“I do love it, though. I love learning about the artists’ lives, their techniques, their crude art substances. I love learning about the moral climate of the times they lived in and how it influenced their work,” Sandy said back.
“Me too, and I have always got my eyes open for unusual things in the backgrounds of paintings. Some of the things I have seen are very mysterious, and Mr. Arscott only has time to barely mention them, but I find them fascinating,” Sara explained.
“Like what?” Sandy was more than curious.
“There are a lot of untold stories in the backgrounds of these paintings. Let’s go sit on that bench a minute. I want to show you something that will really freak you out.” Sara motioned her friend over.
Sandy looked at the examples in Sara’s art history notebook. There were three pages with the corners turned down that Sara wanted her to see.
“You can’t tell much from my messy drawings,” Sara explained, “but look these up in your art history textbook when you get back to your dorm room and you will see what I mean. It will blow your mind, I promise. There are definitely images in these artworks that look like UFOs or something similar.”
Sandy squinted her eyes as she examined Sara’s sketches.
“In this painting, Madonna With St. Giovannino by Ghirlandaio, 15th century, there is an unknown oval object in the sky, in the background and if you look closely you can see a teeny tiny figure on the ground, shielding his eyes and looking up at it.” Sara gestured at her scribbles. “A dog is at his side.”
“In this fresco, I believe it is The Crucifixion, Yugoslavian, 1350, Kosovo, Yugoslavia, there is clearly an aircraft with a pilot, in the sky—and the aircraft is leaving an emission trail behind it.”
“Oh my gosh!”
“And look, this beautiful medieval tapestry has what clearly looks like a flying saucer in it. It is called Summer’s Triumph, 1538, created in Bruges, Belgium.
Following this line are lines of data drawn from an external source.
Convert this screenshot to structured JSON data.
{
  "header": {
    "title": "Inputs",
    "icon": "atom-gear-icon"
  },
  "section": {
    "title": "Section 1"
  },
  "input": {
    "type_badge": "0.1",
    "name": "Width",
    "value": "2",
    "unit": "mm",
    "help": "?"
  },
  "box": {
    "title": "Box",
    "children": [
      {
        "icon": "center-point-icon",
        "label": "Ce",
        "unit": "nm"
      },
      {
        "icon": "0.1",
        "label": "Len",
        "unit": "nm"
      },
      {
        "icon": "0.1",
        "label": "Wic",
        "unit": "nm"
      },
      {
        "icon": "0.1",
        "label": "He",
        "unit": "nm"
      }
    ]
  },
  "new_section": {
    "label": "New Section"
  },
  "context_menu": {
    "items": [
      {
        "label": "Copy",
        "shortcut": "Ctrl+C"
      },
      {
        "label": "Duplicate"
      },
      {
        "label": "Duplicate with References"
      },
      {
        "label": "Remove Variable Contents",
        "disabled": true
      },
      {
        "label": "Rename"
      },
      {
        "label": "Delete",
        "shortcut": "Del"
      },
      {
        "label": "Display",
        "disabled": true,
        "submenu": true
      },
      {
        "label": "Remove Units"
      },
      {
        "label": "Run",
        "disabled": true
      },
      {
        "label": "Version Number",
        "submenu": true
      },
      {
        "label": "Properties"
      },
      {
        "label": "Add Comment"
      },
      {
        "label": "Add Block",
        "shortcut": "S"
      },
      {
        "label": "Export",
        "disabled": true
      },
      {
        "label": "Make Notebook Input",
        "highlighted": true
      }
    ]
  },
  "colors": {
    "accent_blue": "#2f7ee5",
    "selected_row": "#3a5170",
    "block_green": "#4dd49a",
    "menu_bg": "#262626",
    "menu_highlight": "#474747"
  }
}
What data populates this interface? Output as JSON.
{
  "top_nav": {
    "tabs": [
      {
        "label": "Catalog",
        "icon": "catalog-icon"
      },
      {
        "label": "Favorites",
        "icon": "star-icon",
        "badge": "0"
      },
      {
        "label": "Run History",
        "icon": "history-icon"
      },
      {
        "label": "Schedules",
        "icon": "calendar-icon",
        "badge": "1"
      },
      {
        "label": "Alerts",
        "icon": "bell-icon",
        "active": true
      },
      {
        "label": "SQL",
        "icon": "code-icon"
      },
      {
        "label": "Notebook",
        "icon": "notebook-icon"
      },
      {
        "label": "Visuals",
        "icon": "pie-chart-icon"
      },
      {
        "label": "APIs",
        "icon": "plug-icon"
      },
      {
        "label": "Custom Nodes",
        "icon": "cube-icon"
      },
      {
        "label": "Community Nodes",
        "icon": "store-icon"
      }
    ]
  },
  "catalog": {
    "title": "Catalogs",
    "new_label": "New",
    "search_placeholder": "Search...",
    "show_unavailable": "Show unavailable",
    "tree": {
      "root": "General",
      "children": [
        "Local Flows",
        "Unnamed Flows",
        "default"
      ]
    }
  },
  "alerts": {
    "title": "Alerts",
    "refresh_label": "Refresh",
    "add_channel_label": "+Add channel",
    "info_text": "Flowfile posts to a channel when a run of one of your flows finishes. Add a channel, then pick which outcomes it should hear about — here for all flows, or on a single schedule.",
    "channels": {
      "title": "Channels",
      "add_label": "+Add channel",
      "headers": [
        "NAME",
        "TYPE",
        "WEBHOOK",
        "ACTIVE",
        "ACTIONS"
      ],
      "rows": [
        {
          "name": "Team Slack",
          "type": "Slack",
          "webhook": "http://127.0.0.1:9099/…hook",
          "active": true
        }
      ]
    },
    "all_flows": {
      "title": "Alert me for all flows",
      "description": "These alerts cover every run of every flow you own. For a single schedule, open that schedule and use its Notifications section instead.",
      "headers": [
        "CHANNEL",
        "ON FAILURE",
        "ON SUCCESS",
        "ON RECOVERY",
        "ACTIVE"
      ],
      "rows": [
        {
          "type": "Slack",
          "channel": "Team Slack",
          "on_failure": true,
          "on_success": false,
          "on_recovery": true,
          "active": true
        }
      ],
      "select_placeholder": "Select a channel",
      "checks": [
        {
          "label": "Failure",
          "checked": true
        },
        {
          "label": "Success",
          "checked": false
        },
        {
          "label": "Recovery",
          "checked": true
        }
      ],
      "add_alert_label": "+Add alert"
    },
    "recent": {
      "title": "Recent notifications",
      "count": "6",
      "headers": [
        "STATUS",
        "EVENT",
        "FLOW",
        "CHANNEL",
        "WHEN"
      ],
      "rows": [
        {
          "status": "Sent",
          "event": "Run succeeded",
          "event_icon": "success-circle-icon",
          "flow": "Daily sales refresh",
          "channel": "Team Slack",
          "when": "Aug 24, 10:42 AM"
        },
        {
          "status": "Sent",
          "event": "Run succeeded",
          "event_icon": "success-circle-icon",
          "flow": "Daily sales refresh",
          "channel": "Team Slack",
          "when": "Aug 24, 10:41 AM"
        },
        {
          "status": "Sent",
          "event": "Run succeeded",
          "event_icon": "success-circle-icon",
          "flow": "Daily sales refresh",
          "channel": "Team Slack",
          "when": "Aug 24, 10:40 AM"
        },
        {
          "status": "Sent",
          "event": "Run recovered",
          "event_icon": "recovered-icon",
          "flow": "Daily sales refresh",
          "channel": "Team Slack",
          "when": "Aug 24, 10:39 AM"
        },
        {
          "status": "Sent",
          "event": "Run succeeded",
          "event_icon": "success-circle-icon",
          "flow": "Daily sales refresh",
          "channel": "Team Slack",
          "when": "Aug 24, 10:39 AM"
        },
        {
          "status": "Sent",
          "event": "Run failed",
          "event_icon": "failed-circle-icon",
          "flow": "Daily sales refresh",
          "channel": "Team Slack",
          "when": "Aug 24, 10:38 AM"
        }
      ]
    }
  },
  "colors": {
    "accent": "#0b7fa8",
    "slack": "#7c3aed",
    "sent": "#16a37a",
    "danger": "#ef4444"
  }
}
These are the three I have been studying lately, but there are many, many more. I have been going over our whole art history book with a magnifying glass, just looking at backgrounds and what is unusual in them.”
“This is fascinating. Are you making a list of the others you find? I can’t wait to go look these up!” Sandy exclaimed.
“Yes, I am. I will give you a copy of my personal list, ‘UFOs in Classic Artworks.’”
Sara’s list was lengthy, but high on the list were: The Annunciation of St. Emidus, Crivelli, 1486, The Glorification of the Eucharist, Salembini, 1600, La Tebaide, 1465, by Uccello, The Baptism of Christ, De Gelder, 1710, The Miracle of the Snow, 1400, Da Panicale, The Magnificent, another French tapestry with “flying saucers” similar to the one in Summer’s Triumph. Both of these tapestries are located in the French Basilica of Notre Dame in Beaune, Burgundy. All of these artworks, have strange objects in the backgrounds, hovering in the skies. They are clearly not angels—or even moonbeams.
As the years went by, Sara’s convictions that these were actually UFOs waned. She was sure that some of these bygone people had seen strange things in the night sky that frightened them, such as meteors and eclipses, maybe even the aurora borealis. They possibly recorded some of these things in their artwork.
But that was not what was depicted in the artworks she had put on her list. The bigger mystery became, then, why had they been compelled to paint anything in the sky, unless it was a moon, star, cloud, shooting star or angel?
What had they really seen?
Why had they been compelled to place a foreign object in the expanse of the sky at all?
Were they symbols?
Was it part of a code? A message?
Somehow there was a much bigger mystery to these objects painted in the sky, Sara decided.
Sara Marie Hogg is the author of Curious, Indeed, a collection of true stories about the bizarre and unexplained. Pleases click HERE to find the book on Amazon.